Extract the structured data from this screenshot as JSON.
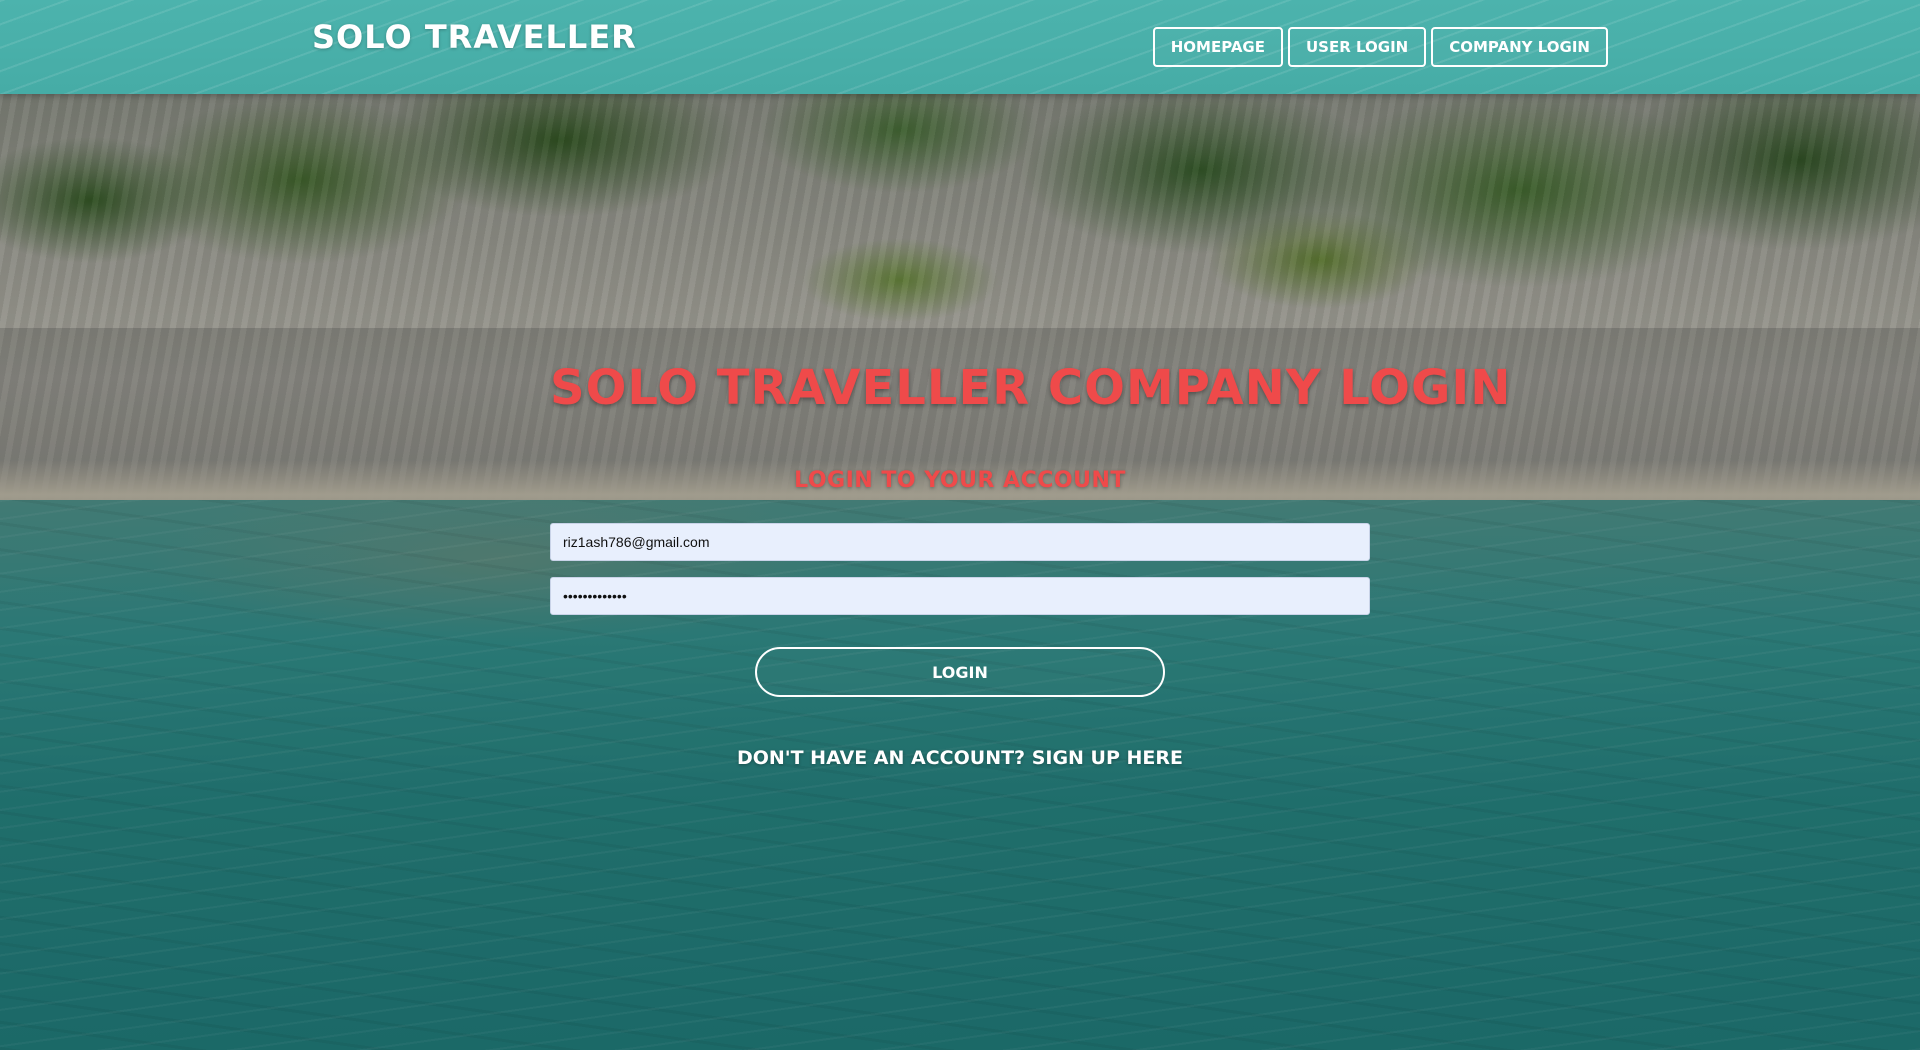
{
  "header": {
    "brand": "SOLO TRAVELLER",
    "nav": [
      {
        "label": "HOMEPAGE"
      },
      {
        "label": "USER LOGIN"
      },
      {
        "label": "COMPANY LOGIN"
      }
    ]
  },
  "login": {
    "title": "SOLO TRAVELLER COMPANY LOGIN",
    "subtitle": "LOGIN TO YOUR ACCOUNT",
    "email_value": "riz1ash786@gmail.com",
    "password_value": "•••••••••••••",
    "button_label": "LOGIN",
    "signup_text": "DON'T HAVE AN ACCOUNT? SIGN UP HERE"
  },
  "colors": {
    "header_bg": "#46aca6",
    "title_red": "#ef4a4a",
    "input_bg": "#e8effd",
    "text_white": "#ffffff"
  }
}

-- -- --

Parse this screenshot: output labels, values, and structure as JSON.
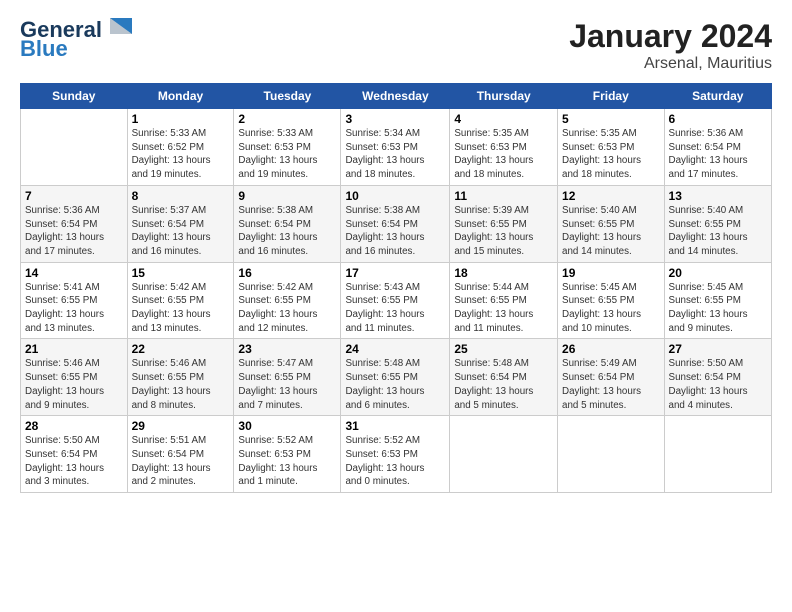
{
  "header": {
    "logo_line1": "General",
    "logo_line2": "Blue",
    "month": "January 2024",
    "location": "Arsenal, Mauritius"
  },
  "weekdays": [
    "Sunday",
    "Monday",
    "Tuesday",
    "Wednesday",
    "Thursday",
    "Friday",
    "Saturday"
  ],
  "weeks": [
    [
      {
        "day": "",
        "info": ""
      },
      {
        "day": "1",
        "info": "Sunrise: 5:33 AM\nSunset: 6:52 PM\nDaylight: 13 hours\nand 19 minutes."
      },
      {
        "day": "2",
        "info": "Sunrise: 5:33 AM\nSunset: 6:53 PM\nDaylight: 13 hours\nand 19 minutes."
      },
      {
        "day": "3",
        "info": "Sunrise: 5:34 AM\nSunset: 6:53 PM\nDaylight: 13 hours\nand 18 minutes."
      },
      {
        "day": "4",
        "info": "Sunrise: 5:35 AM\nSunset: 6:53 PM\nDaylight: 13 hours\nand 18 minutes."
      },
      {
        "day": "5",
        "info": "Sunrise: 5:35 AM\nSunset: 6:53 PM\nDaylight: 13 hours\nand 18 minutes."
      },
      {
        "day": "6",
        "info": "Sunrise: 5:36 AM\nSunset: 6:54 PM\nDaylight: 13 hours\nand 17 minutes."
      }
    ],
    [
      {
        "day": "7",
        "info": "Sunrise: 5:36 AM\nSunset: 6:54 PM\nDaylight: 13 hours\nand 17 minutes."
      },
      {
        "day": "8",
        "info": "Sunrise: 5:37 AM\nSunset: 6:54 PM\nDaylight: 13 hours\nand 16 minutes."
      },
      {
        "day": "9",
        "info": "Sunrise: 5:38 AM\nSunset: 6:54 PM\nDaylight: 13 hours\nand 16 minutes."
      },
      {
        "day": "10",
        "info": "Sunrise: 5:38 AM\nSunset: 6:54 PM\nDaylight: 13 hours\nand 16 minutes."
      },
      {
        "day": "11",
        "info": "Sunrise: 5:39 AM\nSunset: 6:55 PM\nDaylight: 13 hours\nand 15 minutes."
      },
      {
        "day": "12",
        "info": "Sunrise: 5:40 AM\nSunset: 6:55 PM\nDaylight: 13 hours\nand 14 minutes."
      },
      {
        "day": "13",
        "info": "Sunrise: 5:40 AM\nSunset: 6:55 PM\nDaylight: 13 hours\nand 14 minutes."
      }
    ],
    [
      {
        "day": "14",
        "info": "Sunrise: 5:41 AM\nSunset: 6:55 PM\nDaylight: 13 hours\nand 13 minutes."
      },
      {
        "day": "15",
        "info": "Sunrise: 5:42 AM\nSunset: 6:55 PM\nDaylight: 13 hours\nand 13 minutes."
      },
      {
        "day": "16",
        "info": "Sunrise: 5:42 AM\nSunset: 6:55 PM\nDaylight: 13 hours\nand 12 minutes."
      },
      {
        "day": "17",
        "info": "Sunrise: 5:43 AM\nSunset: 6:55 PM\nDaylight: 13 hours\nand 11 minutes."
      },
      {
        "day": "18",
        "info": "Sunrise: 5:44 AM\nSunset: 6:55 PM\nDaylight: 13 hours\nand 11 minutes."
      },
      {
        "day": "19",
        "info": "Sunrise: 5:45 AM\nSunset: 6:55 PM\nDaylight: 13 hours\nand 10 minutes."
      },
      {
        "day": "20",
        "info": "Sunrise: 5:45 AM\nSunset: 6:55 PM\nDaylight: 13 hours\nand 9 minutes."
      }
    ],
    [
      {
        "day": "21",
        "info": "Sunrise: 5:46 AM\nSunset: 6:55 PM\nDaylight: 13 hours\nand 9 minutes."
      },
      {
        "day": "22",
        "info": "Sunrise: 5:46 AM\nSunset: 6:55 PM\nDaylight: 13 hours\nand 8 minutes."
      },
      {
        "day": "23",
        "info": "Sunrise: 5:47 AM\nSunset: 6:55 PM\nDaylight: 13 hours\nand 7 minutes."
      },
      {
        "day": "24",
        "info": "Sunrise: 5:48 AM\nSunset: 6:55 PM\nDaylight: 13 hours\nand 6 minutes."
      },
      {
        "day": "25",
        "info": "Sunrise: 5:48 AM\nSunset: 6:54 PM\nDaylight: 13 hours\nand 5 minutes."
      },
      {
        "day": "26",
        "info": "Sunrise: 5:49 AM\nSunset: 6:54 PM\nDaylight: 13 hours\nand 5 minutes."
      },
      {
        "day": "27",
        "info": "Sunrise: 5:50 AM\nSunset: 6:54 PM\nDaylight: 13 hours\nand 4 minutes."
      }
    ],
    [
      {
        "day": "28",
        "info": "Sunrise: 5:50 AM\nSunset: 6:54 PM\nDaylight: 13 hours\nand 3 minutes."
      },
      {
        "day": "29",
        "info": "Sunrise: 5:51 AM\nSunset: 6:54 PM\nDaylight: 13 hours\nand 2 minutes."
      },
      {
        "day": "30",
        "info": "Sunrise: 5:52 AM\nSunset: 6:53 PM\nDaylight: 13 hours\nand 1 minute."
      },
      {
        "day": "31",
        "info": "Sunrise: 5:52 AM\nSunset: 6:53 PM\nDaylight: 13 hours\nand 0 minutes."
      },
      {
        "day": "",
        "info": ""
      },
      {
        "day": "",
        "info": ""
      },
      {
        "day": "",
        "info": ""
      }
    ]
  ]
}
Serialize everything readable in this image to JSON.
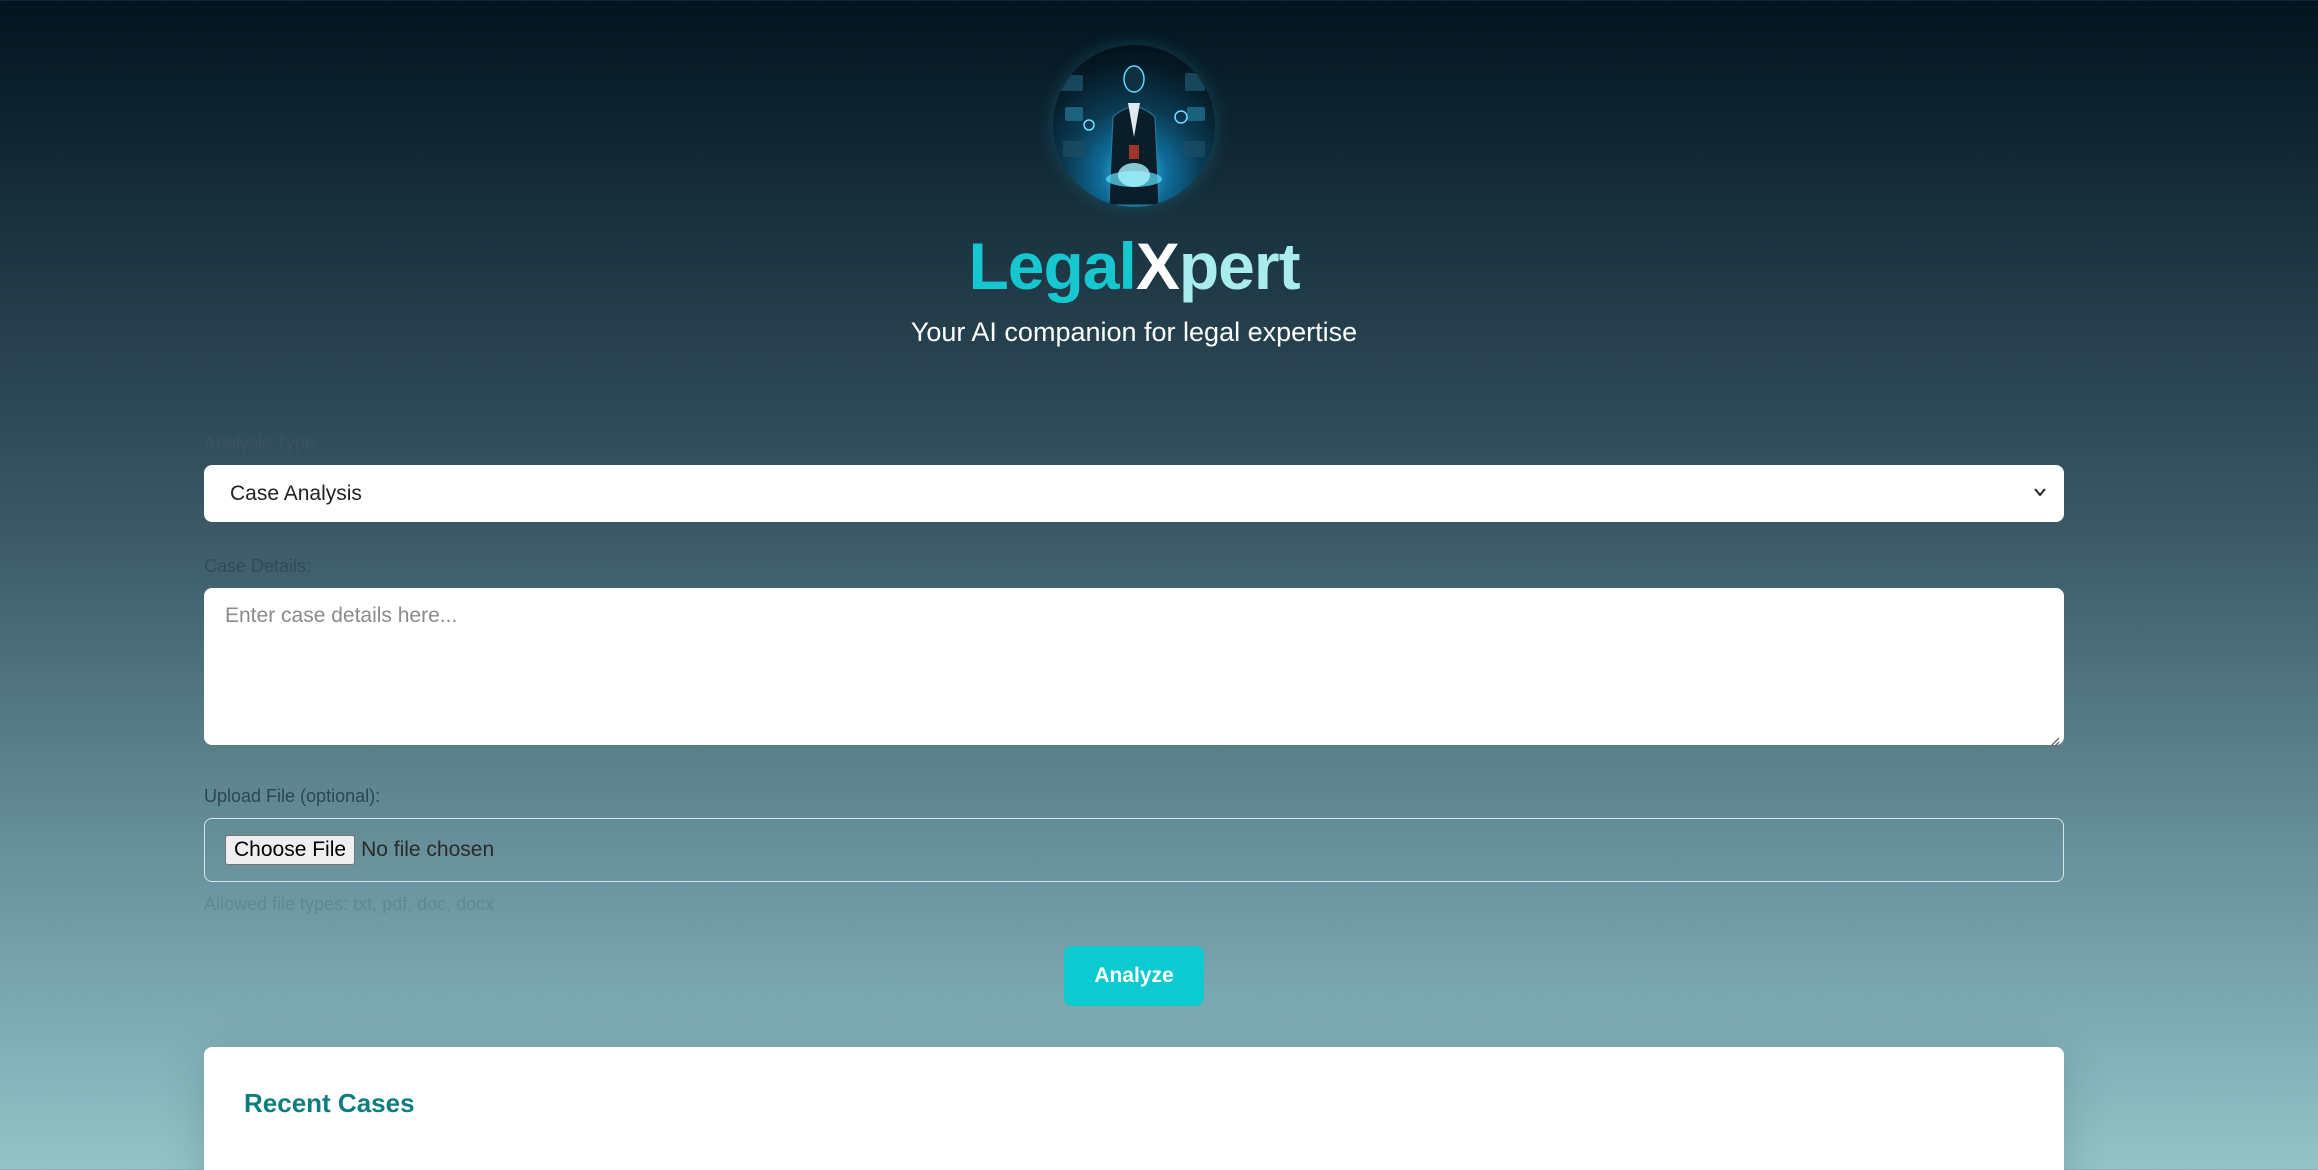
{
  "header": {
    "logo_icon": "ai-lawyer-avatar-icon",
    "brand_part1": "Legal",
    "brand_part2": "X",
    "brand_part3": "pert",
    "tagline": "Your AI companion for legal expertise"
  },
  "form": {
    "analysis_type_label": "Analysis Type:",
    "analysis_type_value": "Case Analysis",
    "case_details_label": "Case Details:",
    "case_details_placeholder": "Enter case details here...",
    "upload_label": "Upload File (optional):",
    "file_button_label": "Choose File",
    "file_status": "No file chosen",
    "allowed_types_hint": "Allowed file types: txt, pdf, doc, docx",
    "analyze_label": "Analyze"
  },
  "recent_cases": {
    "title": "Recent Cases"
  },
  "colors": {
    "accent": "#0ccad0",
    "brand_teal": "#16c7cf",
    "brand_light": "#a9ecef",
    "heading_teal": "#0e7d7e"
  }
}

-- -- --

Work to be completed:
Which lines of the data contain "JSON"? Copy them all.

Response to this task:
Extract the structured data from this screenshot as JSON.
Parse this screenshot: output labels, values, and structure as JSON.
Serialize everything readable in this image to JSON.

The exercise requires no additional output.